• [GIVEN DATA]:
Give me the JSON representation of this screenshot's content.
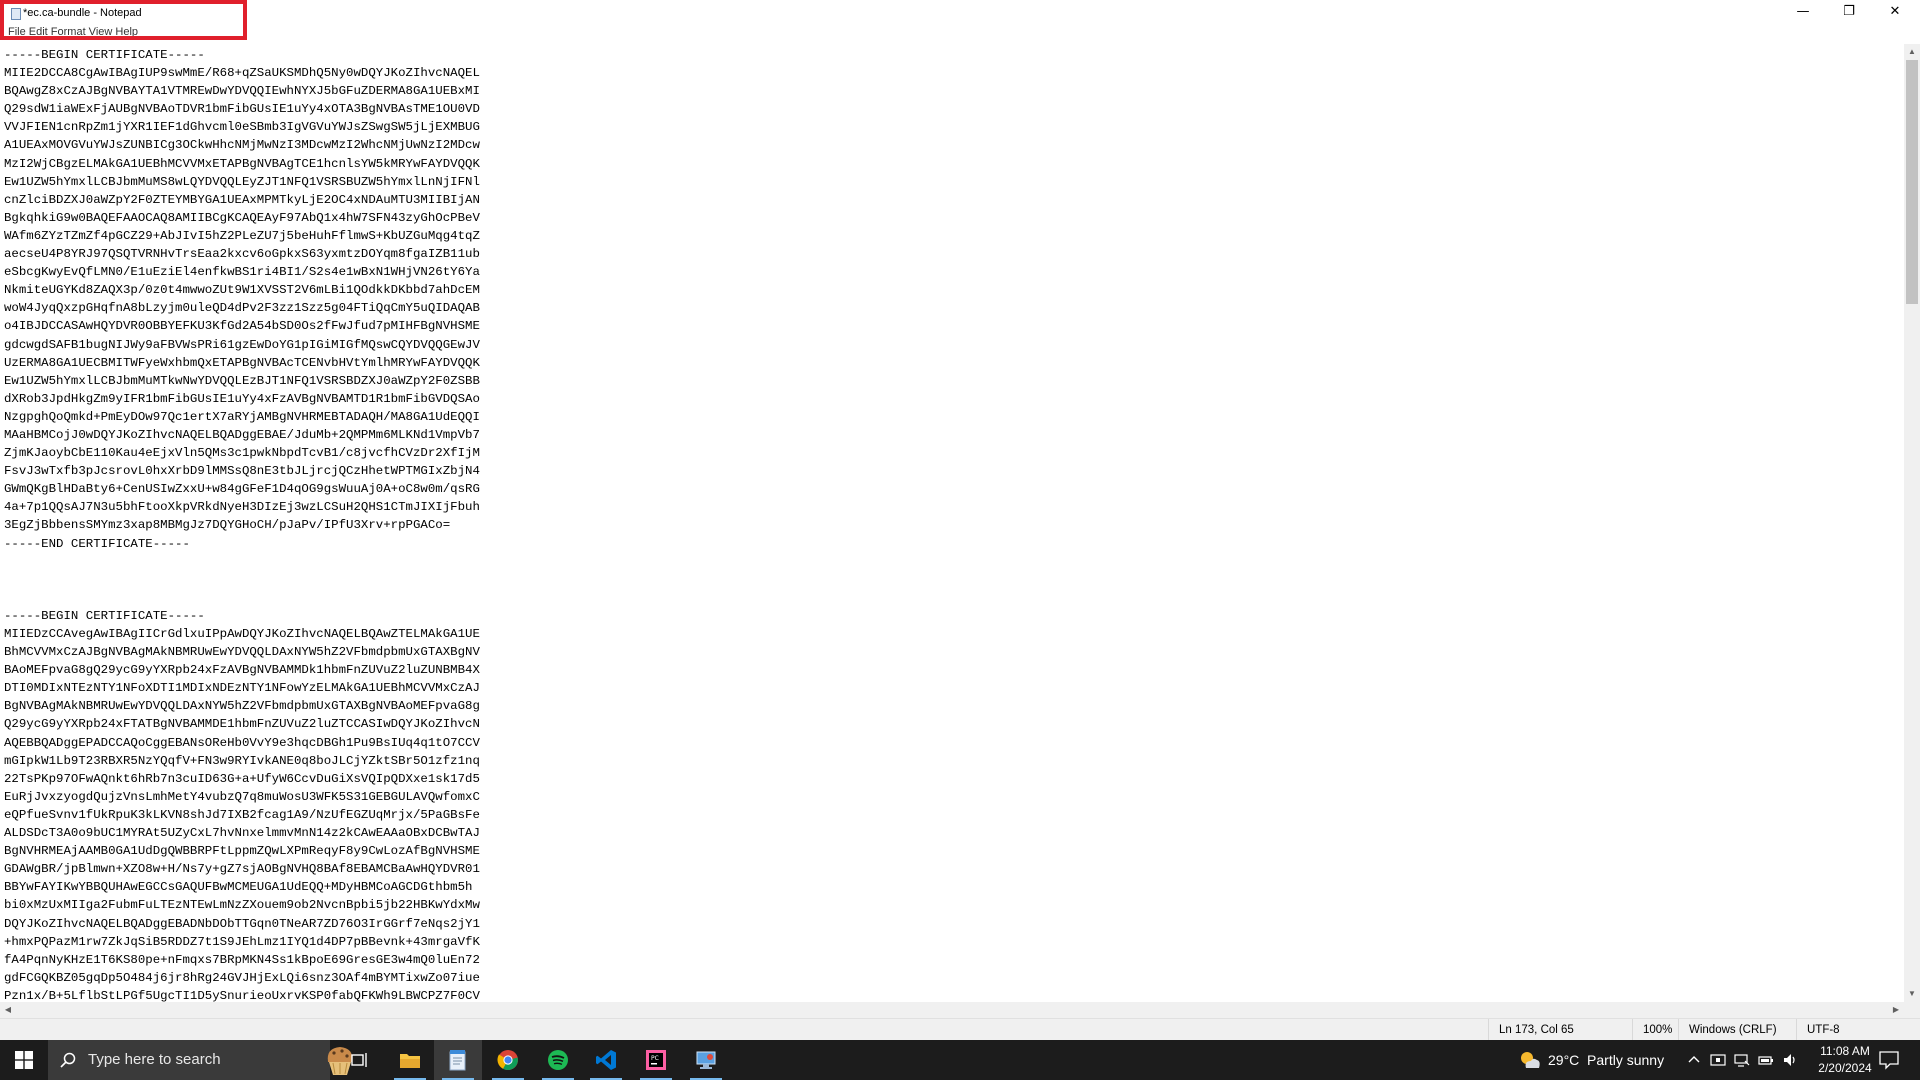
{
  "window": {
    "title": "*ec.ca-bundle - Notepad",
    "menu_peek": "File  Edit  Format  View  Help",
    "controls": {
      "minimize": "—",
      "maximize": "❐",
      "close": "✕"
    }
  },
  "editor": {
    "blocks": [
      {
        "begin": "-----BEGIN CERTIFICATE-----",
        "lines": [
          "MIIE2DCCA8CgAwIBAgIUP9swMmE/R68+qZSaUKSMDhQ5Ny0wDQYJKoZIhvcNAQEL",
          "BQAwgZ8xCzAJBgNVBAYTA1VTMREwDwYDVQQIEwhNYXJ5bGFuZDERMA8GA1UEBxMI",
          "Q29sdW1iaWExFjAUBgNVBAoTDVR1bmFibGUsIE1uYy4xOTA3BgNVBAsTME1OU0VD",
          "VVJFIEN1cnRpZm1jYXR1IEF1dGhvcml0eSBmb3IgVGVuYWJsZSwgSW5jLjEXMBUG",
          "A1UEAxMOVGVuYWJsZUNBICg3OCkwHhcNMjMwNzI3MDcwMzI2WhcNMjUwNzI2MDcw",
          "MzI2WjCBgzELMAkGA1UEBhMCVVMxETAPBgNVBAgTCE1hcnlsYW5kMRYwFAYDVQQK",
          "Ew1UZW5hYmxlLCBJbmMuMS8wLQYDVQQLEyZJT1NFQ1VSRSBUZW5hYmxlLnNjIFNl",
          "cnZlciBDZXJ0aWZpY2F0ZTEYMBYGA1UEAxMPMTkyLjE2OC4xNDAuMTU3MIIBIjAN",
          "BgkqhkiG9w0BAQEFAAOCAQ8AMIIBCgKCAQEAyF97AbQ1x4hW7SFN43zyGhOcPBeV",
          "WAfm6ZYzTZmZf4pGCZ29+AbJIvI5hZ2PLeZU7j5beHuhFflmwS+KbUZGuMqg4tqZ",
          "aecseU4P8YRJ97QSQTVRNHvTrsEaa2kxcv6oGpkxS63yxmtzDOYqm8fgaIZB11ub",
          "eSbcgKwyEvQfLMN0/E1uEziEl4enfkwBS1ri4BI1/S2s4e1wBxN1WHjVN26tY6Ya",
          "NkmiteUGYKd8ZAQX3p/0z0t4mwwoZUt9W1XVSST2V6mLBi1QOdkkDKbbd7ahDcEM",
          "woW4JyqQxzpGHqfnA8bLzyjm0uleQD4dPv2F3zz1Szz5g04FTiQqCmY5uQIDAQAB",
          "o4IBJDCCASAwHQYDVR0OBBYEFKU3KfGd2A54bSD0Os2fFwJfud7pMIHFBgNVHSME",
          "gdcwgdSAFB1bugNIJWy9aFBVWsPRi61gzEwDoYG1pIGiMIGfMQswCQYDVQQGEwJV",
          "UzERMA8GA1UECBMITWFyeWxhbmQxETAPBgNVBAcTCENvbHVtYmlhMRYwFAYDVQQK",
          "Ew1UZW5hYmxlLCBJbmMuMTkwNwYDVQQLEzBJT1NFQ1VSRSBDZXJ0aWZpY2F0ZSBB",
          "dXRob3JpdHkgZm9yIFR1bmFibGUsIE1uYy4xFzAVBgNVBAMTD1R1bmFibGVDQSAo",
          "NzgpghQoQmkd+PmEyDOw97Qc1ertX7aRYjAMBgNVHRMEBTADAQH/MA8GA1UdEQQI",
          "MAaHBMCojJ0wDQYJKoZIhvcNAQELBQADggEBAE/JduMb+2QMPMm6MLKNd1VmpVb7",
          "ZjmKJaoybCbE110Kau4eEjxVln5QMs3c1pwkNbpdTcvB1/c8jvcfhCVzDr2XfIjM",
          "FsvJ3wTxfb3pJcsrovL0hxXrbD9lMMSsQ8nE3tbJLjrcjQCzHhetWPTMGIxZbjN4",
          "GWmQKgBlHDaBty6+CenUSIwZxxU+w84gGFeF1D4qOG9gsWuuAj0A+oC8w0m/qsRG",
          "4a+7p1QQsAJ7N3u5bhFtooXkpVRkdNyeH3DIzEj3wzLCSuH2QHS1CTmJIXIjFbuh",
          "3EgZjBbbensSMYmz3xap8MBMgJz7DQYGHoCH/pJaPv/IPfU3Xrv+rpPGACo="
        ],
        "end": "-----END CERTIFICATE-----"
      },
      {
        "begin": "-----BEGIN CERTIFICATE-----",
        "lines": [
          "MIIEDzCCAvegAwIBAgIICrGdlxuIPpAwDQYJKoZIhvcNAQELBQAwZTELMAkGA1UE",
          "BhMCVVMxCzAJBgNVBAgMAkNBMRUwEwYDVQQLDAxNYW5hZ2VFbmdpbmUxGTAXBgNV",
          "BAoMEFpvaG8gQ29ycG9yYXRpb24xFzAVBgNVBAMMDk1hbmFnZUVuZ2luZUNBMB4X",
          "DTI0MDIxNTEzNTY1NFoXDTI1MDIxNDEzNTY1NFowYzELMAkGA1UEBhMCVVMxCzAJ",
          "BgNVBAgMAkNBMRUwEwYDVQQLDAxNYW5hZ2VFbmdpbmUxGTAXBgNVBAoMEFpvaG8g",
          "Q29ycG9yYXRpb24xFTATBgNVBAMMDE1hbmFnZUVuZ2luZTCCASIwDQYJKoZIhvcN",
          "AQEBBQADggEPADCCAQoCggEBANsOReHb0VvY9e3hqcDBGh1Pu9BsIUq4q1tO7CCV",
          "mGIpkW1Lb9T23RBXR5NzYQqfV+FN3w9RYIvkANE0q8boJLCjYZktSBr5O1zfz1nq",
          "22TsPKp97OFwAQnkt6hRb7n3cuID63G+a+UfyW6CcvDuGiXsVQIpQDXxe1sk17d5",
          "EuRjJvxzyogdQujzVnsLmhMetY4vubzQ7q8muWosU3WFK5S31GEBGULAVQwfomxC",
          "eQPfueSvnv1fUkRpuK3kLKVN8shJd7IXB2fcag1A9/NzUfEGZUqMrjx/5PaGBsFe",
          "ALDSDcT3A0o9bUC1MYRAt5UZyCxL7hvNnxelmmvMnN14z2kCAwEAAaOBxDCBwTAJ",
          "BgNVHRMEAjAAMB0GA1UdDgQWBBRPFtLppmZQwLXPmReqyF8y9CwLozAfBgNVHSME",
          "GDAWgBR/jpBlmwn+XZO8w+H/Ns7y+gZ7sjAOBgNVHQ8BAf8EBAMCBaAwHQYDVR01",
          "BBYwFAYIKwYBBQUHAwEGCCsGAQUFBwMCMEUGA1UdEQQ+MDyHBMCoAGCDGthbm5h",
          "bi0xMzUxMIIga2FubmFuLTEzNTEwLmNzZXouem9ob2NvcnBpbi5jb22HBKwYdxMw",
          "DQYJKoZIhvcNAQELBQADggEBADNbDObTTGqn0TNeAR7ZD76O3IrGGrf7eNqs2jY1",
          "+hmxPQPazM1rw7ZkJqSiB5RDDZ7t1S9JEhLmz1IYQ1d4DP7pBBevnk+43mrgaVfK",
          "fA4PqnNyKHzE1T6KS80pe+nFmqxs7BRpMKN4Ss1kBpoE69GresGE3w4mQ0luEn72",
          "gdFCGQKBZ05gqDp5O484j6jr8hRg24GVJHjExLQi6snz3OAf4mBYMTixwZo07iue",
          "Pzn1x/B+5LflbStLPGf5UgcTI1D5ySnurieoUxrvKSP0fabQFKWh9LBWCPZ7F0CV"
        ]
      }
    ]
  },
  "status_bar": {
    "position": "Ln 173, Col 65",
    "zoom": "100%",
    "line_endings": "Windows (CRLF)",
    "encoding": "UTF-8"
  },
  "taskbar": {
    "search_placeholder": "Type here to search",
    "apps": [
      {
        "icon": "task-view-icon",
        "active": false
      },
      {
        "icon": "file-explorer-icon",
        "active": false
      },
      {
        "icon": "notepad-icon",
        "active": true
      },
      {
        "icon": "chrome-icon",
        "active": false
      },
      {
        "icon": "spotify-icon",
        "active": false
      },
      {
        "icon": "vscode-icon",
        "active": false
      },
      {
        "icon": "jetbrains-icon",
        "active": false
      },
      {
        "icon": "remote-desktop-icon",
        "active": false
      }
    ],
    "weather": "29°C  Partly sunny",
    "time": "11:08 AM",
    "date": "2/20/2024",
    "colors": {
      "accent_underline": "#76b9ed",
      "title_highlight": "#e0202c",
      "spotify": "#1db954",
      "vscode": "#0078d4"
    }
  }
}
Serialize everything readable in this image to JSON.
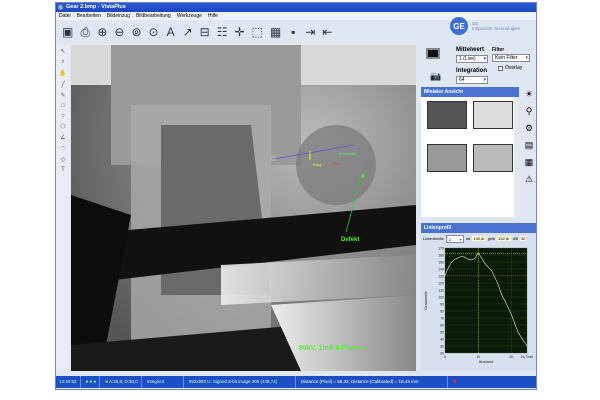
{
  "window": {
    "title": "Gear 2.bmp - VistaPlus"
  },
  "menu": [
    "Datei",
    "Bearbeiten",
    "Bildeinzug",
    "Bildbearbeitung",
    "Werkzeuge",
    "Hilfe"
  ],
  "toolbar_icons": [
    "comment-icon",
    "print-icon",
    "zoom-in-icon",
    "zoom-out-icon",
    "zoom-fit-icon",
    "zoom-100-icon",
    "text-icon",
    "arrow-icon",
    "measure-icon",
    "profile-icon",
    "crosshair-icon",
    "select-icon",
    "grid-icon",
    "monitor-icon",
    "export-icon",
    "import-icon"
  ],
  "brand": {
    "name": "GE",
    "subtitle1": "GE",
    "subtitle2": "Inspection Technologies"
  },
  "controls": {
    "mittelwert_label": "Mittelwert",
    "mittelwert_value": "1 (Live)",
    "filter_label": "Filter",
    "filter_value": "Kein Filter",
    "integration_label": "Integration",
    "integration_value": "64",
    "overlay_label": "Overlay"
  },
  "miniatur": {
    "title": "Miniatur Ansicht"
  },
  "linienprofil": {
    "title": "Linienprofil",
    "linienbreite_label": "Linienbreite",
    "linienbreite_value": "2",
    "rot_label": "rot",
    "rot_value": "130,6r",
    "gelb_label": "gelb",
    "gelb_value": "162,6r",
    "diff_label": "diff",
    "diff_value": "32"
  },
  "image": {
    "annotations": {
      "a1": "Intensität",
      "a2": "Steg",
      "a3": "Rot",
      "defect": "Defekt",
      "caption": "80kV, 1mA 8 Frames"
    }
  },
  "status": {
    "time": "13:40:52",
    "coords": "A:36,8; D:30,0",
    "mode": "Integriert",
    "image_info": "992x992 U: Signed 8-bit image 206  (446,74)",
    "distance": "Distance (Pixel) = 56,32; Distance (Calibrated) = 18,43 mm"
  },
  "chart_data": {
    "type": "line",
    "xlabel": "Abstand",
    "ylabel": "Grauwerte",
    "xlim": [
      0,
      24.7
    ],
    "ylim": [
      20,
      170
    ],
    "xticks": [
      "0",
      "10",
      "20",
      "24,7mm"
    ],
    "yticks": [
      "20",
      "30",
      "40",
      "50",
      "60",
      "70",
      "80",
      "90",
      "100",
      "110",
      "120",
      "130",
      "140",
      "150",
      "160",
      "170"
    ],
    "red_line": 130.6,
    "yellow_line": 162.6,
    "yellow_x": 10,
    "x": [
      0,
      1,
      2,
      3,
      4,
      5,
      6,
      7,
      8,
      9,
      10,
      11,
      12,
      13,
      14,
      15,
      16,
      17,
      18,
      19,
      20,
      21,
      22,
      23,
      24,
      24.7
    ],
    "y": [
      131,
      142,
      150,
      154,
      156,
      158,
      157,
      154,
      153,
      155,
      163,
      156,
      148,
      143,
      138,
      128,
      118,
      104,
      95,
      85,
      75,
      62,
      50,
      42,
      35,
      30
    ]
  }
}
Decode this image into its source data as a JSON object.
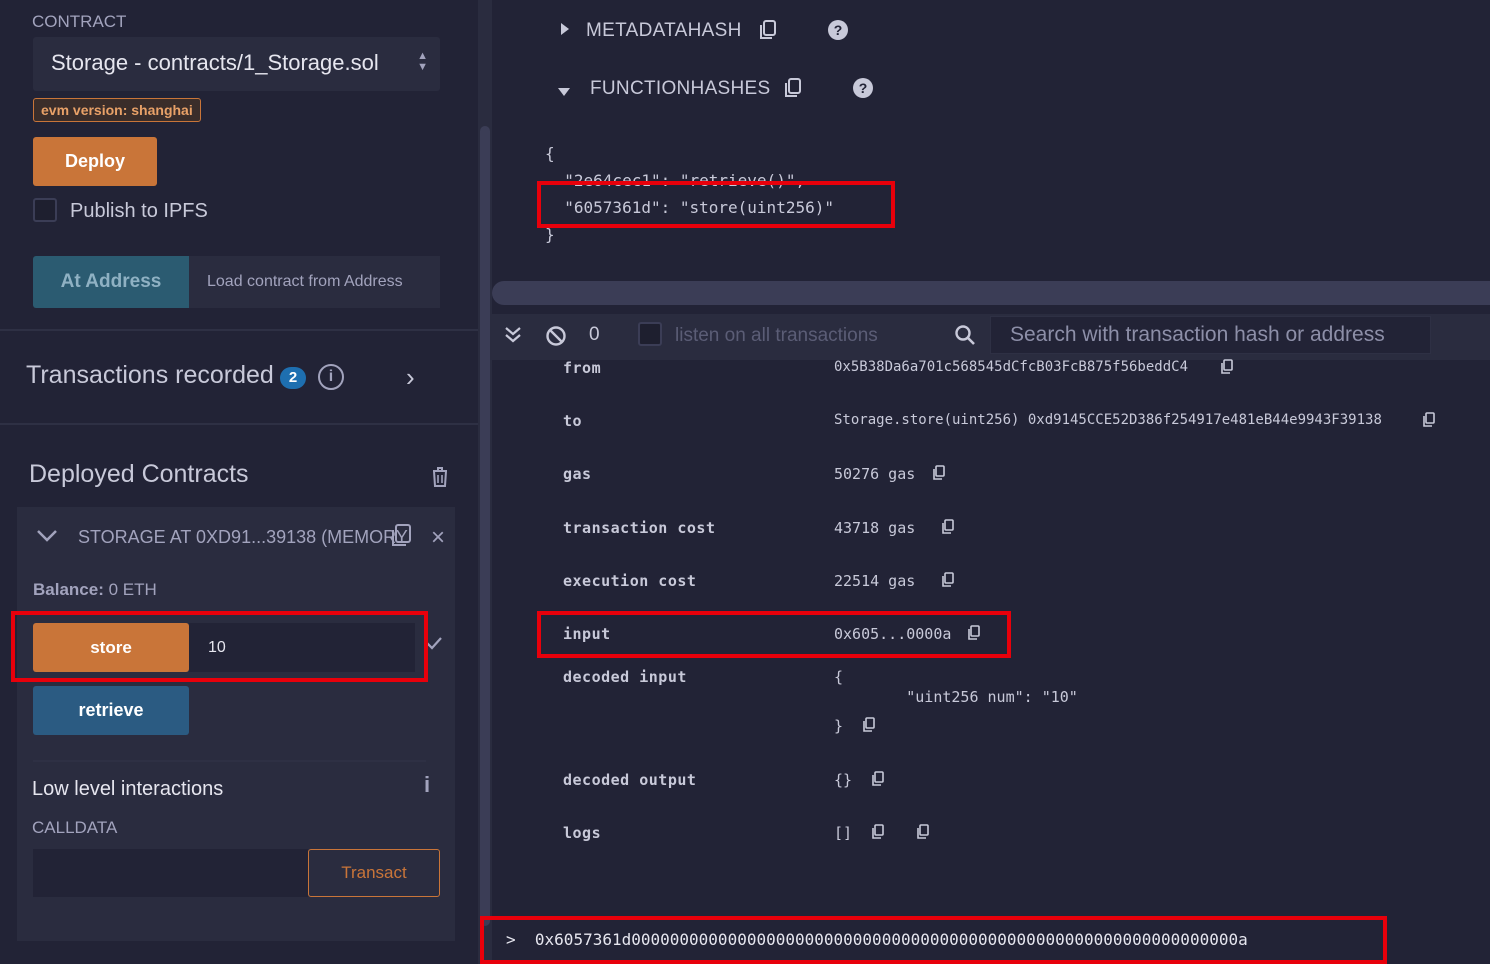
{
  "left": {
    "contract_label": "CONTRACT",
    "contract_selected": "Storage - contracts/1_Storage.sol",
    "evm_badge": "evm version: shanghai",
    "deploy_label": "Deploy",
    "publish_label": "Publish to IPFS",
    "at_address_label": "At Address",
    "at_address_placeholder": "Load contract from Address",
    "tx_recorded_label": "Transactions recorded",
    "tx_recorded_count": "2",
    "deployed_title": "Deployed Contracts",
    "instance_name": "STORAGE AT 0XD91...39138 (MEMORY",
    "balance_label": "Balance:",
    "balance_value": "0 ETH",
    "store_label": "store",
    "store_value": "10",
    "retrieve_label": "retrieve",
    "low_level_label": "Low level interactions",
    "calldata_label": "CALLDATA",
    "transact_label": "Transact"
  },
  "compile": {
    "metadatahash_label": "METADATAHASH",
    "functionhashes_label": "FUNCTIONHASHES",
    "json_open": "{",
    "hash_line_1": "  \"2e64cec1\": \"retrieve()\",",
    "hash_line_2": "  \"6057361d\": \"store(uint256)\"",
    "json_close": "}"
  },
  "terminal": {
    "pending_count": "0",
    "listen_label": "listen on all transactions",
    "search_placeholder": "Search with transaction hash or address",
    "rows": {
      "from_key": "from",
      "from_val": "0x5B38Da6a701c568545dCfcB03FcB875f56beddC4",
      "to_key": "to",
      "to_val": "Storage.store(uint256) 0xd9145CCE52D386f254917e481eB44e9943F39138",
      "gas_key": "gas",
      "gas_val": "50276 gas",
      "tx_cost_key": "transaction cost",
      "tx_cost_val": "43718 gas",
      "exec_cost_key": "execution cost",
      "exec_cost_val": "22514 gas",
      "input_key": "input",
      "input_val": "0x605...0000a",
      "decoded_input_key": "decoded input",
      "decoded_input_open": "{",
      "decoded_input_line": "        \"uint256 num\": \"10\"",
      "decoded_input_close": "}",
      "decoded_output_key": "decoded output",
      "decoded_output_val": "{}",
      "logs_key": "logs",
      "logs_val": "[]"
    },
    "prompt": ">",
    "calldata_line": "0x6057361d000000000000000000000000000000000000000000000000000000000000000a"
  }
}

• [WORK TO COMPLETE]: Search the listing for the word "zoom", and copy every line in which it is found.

• [REPLY TO THE EXERCISE]:
    "zoom": "100%",
    "zoom-in-icon",
    "zoom-out-icon",
    "zoom-fit-icon",
    "zoom-100-icon",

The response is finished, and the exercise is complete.